I Work Part-Time for My Mental Health and Shouldn’t Be Ashamed
I work part-time.
There, I said it. Now, I need to own it.
About a year ago, I switched my employment from a full-time position to a part-time position. I work 20 to 25 hours each week, depending on the volume of projects assigned to our team. I love my co-workers and what we create together. I get to use my skills and draw from an oddly expansive compendium of knowledge to make our community a better place.
Overall, I’m pretty dang content. That is until someone asks me where I work or what I’m doing these days. At that point, irrational fear and embarrassment take over and I do my best to avoid any mention of my schedule. Do I mislead people into thinking I still work a full-time job?

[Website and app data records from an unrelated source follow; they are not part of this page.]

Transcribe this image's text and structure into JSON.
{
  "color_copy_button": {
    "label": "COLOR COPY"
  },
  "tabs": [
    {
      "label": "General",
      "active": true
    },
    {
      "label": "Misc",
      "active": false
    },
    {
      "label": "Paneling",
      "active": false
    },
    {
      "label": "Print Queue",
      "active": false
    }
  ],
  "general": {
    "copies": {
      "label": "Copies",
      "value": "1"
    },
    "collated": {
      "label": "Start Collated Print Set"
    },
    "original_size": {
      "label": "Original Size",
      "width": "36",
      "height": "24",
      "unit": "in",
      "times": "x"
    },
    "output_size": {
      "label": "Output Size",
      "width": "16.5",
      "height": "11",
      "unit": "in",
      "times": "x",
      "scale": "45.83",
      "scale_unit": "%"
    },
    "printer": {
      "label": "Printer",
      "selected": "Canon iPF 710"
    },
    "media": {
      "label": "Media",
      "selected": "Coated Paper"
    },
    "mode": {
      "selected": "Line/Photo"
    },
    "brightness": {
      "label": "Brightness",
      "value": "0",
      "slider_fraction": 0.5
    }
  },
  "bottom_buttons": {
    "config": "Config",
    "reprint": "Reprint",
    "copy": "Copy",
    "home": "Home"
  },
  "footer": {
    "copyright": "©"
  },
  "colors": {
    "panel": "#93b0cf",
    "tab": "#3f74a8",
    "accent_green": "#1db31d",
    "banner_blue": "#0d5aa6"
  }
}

Probably, but only the casual acquaintances I bump into at the grocery or school function. What about the other people, the ones I know pretty well? Do I quickly change the subject from work to kids or why braces are so expensive? Absolutely. Then, as soon as the encounter concludes, I walk away and get this icky, unsettling feeling.
It took me quite a while to name this feeling. At first, I thought it was regular old anxiety or maybe anger because people were being too “nosy.” I knew it wasn’t a positive feeling but it wasn’t sadness either. After running into an old friend who knew me in my teens, it finally dawned on me that what I was really feeling was shame. I was ashamed to tell people I didn’t work a full-time job.
I really reflected and thought hard to figure out why I felt ashamed. It turns out there were two main reasons — I did not want to be viewed as lazy or incompetent.
My family comes from a rural, farming background. Everyone worked and they worked hard. I worked hard, too. As a matter of fact, I put so much into work that it had a detrimental effect on my health and well-being. That’s the primary reason I dropped my hours to part-time… but I couldn’t tell people that. All they would hear is, “She is lazy, has no work ethic, and contributes nothing to her family or community.” They would whisper this fact to each other and eventually my entire family would be shunned and dishonored and run out of town! (OK, that’s a little extreme, I know. Remember, this is the voice of fear and anxiety talking. They are not rational.)
The incompetent part comes from my history of being a fairly intelligent person who succeeded in school and other academic pursuits. A huge chunk of my high school reputation came from being a smart kid and I liked living in that space. It felt good to be considered capable and ready to take on new challenges. As an adult, I convinced myself that, if I didn’t give 100 percent at all times and adhere to the standard Monday through Friday 8 to 5 work schedule, how could I claim success? Not working a full-time job means you failed. You were supposed to be smart but clearly you are “stupid” because you can’t do what everyone else is doing. (My inner voice can be pretty vicious.)
Now that I understand what I am feeling and why, it’s time to take ownership of my choices. I am choosing to work fewer hours each week because it makes my life better. I am choosing to limit the amount of time I spend consumed with my job because I need room to breathe. I am choosing a path that suits me, my skills and my personal needs because I can’t neglect myself anymore. Overall, I am choosing to do things my way, not the conventional way, because in all honesty, that’s my space. I’ve never wanted to conform — my mother will attest to this. I always felt my best and did my best work when I could relax and let my inner weirdo run amok.
But knowing this and showing this are two different things.
I may have the words in my head to address people’s questions, but will they come out of my mouth the next time someone asks me about my work? Will I be able to tell them how I am choosing a better path for myself? I doubt it.
I think, for the next few months, I will rehearse some scripted answers. With a little practice, I should be able to use them confidently in a conversation with real people and keep the shame at bay.
1. Yes, I still work for that health system. I’m so thankful they allow me to have a good work-life balance.
2. It’s true that my work responsibilities shifted. Now I get to focus on creating materials to help our community. Having a flexible schedule gives me time to do great work but also take care of myself and my family.
3. I am not working as many hours as you and I’m terrified you are judging me for that and now you think less of me as a person and crap, was that out loud?
This is a work in progress.
Photo by Allef Vinicius on Unsplash